# [GOAL OF THE EXERCISE]
Set down again each entry exactly as it reads, pictures excluded.

(SOURCE DATA)

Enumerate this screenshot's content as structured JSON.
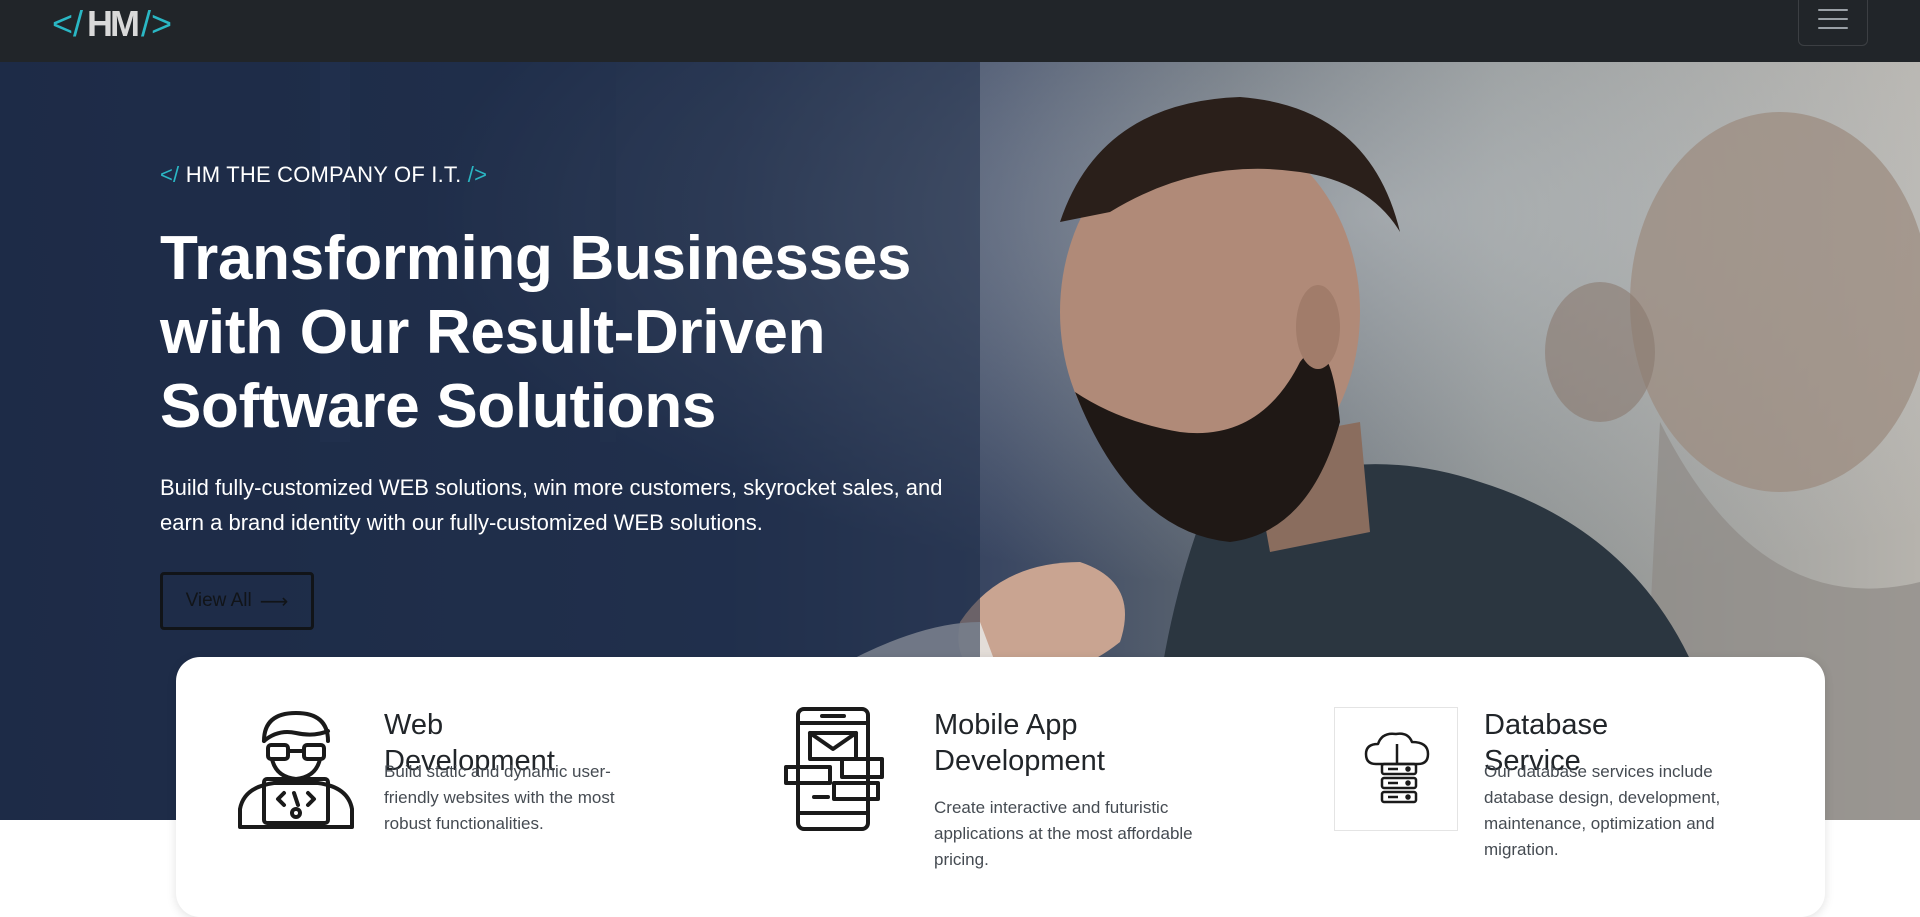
{
  "brand": {
    "logo_open": "</",
    "logo_text": "HM",
    "logo_close": "/>"
  },
  "nav": {
    "menu_icon": "hamburger-menu-icon"
  },
  "hero": {
    "eyebrow_open": "</",
    "eyebrow_text": "HM THE COMPANY OF I.T.",
    "eyebrow_close": "/>",
    "headline": "Transforming Businesses with Our Result-Driven Software Solutions",
    "subtext": "Build fully-customized WEB solutions, win more customers, skyrocket sales, and earn a brand identity with our fully-customized WEB solutions.",
    "cta_label": "View All",
    "cta_arrow": "⟶"
  },
  "services": [
    {
      "icon": "developer-laptop-icon",
      "title": "Web Development",
      "description": "Build static and dynamic user-friendly websites with the most robust functionalities."
    },
    {
      "icon": "mobile-app-icon",
      "title": "Mobile App Development",
      "description": "Create interactive and futuristic applications at the most affordable pricing."
    },
    {
      "icon": "cloud-database-icon",
      "title": "Database Service",
      "description": "Our database services include database design, development, maintenance, optimization and migration."
    }
  ],
  "colors": {
    "navbar": "#212529",
    "accent": "#2ab7c4",
    "hero_overlay": "#1e2b47",
    "text_dark": "#212529"
  }
}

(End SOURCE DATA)

# [SOLUTION FOR THIS EXERCISE]
Enumerate this screenshot's content as structured JSON.
{
  "brand": {
    "logo_open": "</",
    "logo_text": "HM",
    "logo_close": "/>"
  },
  "nav": {
    "menu_icon": "hamburger-menu-icon"
  },
  "hero": {
    "eyebrow_open": "</",
    "eyebrow_text": "HM THE COMPANY OF I.T.",
    "eyebrow_close": "/>",
    "headline": "Transforming Businesses with Our Result-Driven Software Solutions",
    "subtext": "Build fully-customized WEB solutions, win more customers, skyrocket sales, and earn a brand identity with our fully-customized WEB solutions.",
    "cta_label": "View All",
    "cta_arrow": "⟶"
  },
  "services": [
    {
      "icon": "developer-laptop-icon",
      "title": "Web Development",
      "description": "Build static and dynamic user-friendly websites with the most robust functionalities."
    },
    {
      "icon": "mobile-app-icon",
      "title": "Mobile App Development",
      "description": "Create interactive and futuristic applications at the most affordable pricing."
    },
    {
      "icon": "cloud-database-icon",
      "title": "Database Service",
      "description": "Our database services include database design, development, maintenance, optimization and migration."
    }
  ],
  "colors": {
    "navbar": "#212529",
    "accent": "#2ab7c4",
    "hero_overlay": "#1e2b47",
    "text_dark": "#212529"
  }
}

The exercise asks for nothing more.